There are many destinations that have a bad reputation or stigma that they can’t seem to shake. These places get slammed by the travel media, bloggers and tourists who can’t get past the outdated, inaccurate or superficial criticisms. Not every destination is created equally, but I can always find qualities I like in every place that I visit. There have been many times when I’ve told people that I’m heading to a country, for example, Morocco, Bosnia or Cuba and people question why I would ever go there. They are dangerous, war zones or the food is terrible, they tell me.
Below is a collection of posts from travellers who have had positive experiences in destinations that have had a bad reputation over the years. One of them is about Istanbul and since this was written, the city has been a victim of a suicide bombing that killed 11 foreigners in Sultanahmet district. I visited Istanbul in 2014 and would do so again, despite the attack. So, while these stories are positive, remember that any place in the world has its own dangers and no traveller is immune to that. But with common sense and an open mind, most of the world can be experienced in safety.
If you’re traveling outside of the car-free walls of the old medinas, taxis in Morocco are a cheap, effective and readily available way of getting around. They aren’t always comfortable, they usually lack seatbelts, and you’ll likely get out smelling like exhaust fumes, but they work.
The first thing you’ll notice is there are two types of taxis, Grand and Petit (if you don’t know what those words mean en francais, don’t go to Morocco) The grand taxis, which are Mercedes Benz diesel sedans ranging from the 1970s to 1990s, are typically for going from one town to another, or for in-town trips with four or more passengers. They are also mandatory for some lengthy local trips, for example in Casablanca, if you’re making the 40-kilometre drive to the airport. In North America, we think of luxury and refinement when we think of Mercedes sedans. But in Africa, they are all about longevity and reliability. These 240D and 300D sedans are the backbone of transportation on the continent and play a large part in keeping it running as well as it does. In Morocco, that’s no exception. These Mercs don’t have sat-nav, rain sensing windshields, they can’t park themselves and many don’t have airbags. The two that we took didn’t even have seatbelts. One of them had removed all of the plastic vent covers in the interior and for some reason, blocked them up with wood. But they ran and they got us to our destination. Continue reading “Taxis in Morocco: How to avoid getting ripped off”
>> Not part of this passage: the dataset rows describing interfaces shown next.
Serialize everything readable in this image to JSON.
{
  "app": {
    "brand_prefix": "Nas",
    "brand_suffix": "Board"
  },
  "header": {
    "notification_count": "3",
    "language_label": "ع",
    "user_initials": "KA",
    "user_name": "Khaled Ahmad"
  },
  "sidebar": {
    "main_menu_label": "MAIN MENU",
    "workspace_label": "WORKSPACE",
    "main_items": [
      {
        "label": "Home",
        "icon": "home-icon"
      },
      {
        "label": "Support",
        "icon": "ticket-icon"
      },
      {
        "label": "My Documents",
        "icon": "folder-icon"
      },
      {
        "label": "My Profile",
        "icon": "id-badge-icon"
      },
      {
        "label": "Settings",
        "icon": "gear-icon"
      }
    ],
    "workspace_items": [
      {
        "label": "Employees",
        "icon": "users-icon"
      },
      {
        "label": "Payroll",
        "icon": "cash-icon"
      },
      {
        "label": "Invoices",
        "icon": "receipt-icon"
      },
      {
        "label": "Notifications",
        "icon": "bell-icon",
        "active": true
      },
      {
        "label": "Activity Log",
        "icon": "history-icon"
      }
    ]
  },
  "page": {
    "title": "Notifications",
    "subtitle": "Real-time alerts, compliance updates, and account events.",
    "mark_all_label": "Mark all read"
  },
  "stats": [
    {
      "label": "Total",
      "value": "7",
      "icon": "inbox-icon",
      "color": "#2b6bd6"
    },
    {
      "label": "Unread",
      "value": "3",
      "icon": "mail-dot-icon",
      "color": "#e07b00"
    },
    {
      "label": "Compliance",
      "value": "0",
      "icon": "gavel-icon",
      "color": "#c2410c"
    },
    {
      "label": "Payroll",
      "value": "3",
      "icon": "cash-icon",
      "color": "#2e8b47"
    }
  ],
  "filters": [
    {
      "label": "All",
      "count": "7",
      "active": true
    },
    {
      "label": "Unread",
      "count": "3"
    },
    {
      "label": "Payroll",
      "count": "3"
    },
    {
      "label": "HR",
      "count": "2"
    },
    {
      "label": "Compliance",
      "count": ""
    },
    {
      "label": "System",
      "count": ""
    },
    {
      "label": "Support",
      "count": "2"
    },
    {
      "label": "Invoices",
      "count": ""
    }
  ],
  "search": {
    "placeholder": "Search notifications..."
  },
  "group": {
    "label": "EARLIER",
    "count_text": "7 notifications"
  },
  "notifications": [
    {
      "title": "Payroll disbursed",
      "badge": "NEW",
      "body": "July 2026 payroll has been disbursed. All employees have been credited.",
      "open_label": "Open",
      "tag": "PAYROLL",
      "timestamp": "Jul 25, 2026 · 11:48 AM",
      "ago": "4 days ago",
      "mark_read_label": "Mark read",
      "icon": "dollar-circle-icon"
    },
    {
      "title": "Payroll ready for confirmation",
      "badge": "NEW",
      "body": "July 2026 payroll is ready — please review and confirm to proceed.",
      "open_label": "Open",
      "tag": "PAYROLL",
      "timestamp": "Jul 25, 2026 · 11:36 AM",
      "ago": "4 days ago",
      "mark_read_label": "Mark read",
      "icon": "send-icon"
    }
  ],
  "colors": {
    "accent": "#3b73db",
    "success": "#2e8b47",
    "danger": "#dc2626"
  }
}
Can you identify a car by the sound of its engine? Do you know every turn of Laguna Seca by heart? Do you say Rosso Corsa, and Giallo Modena instead of red and yellow? As a kid, did you have posters of cars on your walls instead of bands? If you must take your car in to get serviced, do you politely ask them to not to wash it? Are any of your pets named after famous race car drivers?
If you aren’t an expert on North American geography, if you don’t have distinct memories of your Grade 6 Canadian geography class, or if you aren’t from the Canadian Maritimes, chances are, you’ve never heard of the tiny little islands of St. Pierre et Miquelon.
1. Iceland’s Highway 1 is a ring road that circles the entire island. While it’s good to get off the ring road and explore a bit, this highway makes the country incredibly accessible and, if you plan it right, you won’t ever need to backtrack. Many of the major sights are located very close to the highway too, so they obviously picked a good route. Every Iceland road trip starts with the ring road!
2. If you’re sticking to the marked highways, it’s nearly impossible to get lost. Arm yourself with a good map and even a rookie driver will have no problem navigating. There are so few roads, it’s pretty hard to get it wrong. All the sights are very well marked, too. If you’re renting a car, say no to the GPS – you won’t need it! However, if you’re going off-roading at all, ignore this advice! Continue reading “Top 10 reasons for an Iceland road trip!”
Anybody who has ever been excited about the upcoming release of a new car knows what spy shots are. We’ve all seen them of cars being tested on the Nürgburgring or up north somewhere in the frozen arctic. Car manufacturers must test their new lines in the most extreme conditions, whether that is being abused on a demanding race track or being driven across a winter wasteland. Continue reading “Death Valley car testing – extreme heat testing of Jaguar F-Type”
The stretch of land between Modena and Bologna is what many people call Supercar Alley, and for good reason. It is home to Ferrari, Lamborghini, Maserati, Pagani and Ducati. And there are some great options for experiencing them all. Bologna isn’t on many people’s Italy agendas, even if they really love spaghetti Bolognese. But the best base for a day in Supercar Alley isn’t too far from other more popular Italian cities. Continue reading “A supercar sidetrip”